The Threat of Pollution Tariffs
Economists Warn of a Climate Trade War
By Markus Becker and Christoph Seidler
These days, screwing with the environment could cost you: The failed summit in Copenhagen has spawned the idea for a carbon surcharge in global trade. Just how serious are the threats from Western politicians against China & Co.? International lawyers and environmental economists are skeptical.
John Kerry was on a roll. At the Copenhagen climate summit, the former US presidential candidate delivered a fiery speech that was mostly directed at China. If the US has to accept binding targets for reducing their greenhouse gas emissions, then Beijing must do the same, Kerry told his audience. Workers in the US should not "lose their jobs to India and China because those countries are not participating in a way that is measurable, reportable and verifiable," he said.
This was an expression of the old fear in industrialized countries that aggressive action on climate change could lead to local economic disadvantages.

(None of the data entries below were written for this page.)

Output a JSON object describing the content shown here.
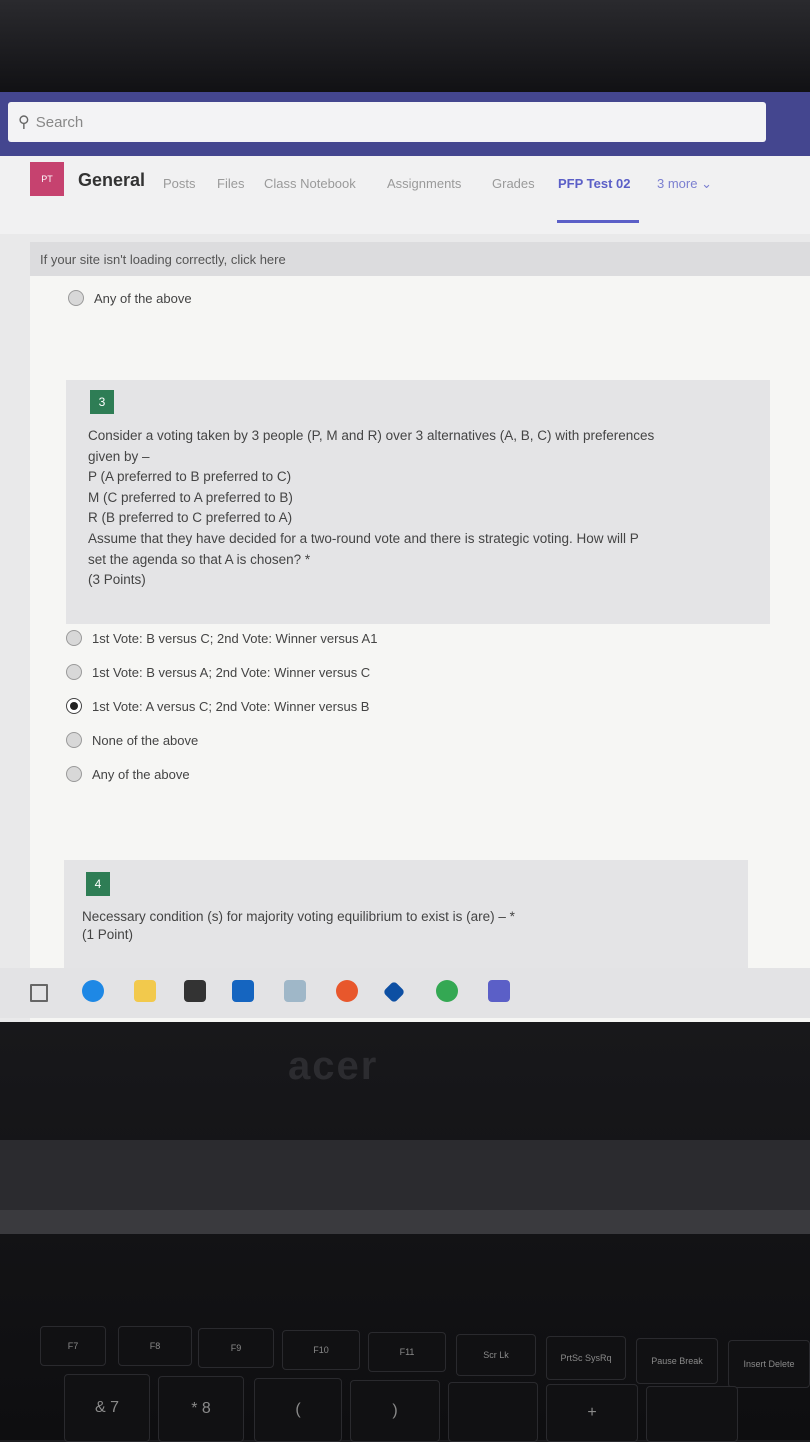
{
  "search": {
    "placeholder": "Search"
  },
  "header": {
    "team_initials": "PT",
    "channel": "General",
    "tabs": [
      "Posts",
      "Files",
      "Class Notebook",
      "Assignments",
      "Grades",
      "PFP Test 02",
      "3 more"
    ],
    "active_tab": "PFP Test 02"
  },
  "notice": "If your site isn't loading correctly, click here",
  "prev_question": {
    "last_option": "Any of the above"
  },
  "question3": {
    "number": "3",
    "lines": [
      "Consider a voting taken by 3 people (P, M and R) over 3 alternatives (A, B, C) with preferences",
      "given by –",
      "P (A preferred to B preferred to C)",
      "M (C preferred to A preferred to B)",
      "R (B preferred to C preferred to A)",
      "Assume that they have decided for a two-round vote and there is strategic voting. How will P",
      "set the agenda so that A is chosen? *",
      "(3 Points)"
    ],
    "options": [
      "1st Vote: B versus C; 2nd Vote: Winner versus A1",
      "1st Vote: B versus A; 2nd Vote: Winner versus C",
      "1st Vote: A versus C; 2nd Vote: Winner versus B",
      "None of the above",
      "Any of the above"
    ],
    "selected_index": 2
  },
  "question4": {
    "number": "4",
    "lines": [
      "Necessary condition (s) for majority voting equilibrium to exist is (are) – *",
      "(1 Point)"
    ]
  },
  "taskbar": {
    "icons": [
      "task-view-icon",
      "edge-icon",
      "file-explorer-icon",
      "store-icon",
      "mail-icon",
      "photos-icon",
      "firefox-icon",
      "dropbox-icon",
      "chrome-icon",
      "teams-icon"
    ]
  },
  "laptop": {
    "brand": "acer",
    "keys": [
      "F7",
      "F8",
      "F9",
      "F10",
      "F11",
      "Scr Lk",
      "PrtSc SysRq",
      "Pause Break",
      "Insert Delete",
      "&",
      "7",
      "*",
      "8",
      "(",
      ")",
      "+"
    ]
  }
}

Environmentalist politicians and academics have long been calling for the establishment of a global emissions trade. It is a simple and captivating idea for many: Each state gets a certain amount of CO2 allowances. Those who want to emit more must buy emissions rights from other countries that emit less CO2. Ideally, poorer countries would automatically make money, and rich countries would at the same time have a financial incentive to reduce their CO2 emissions.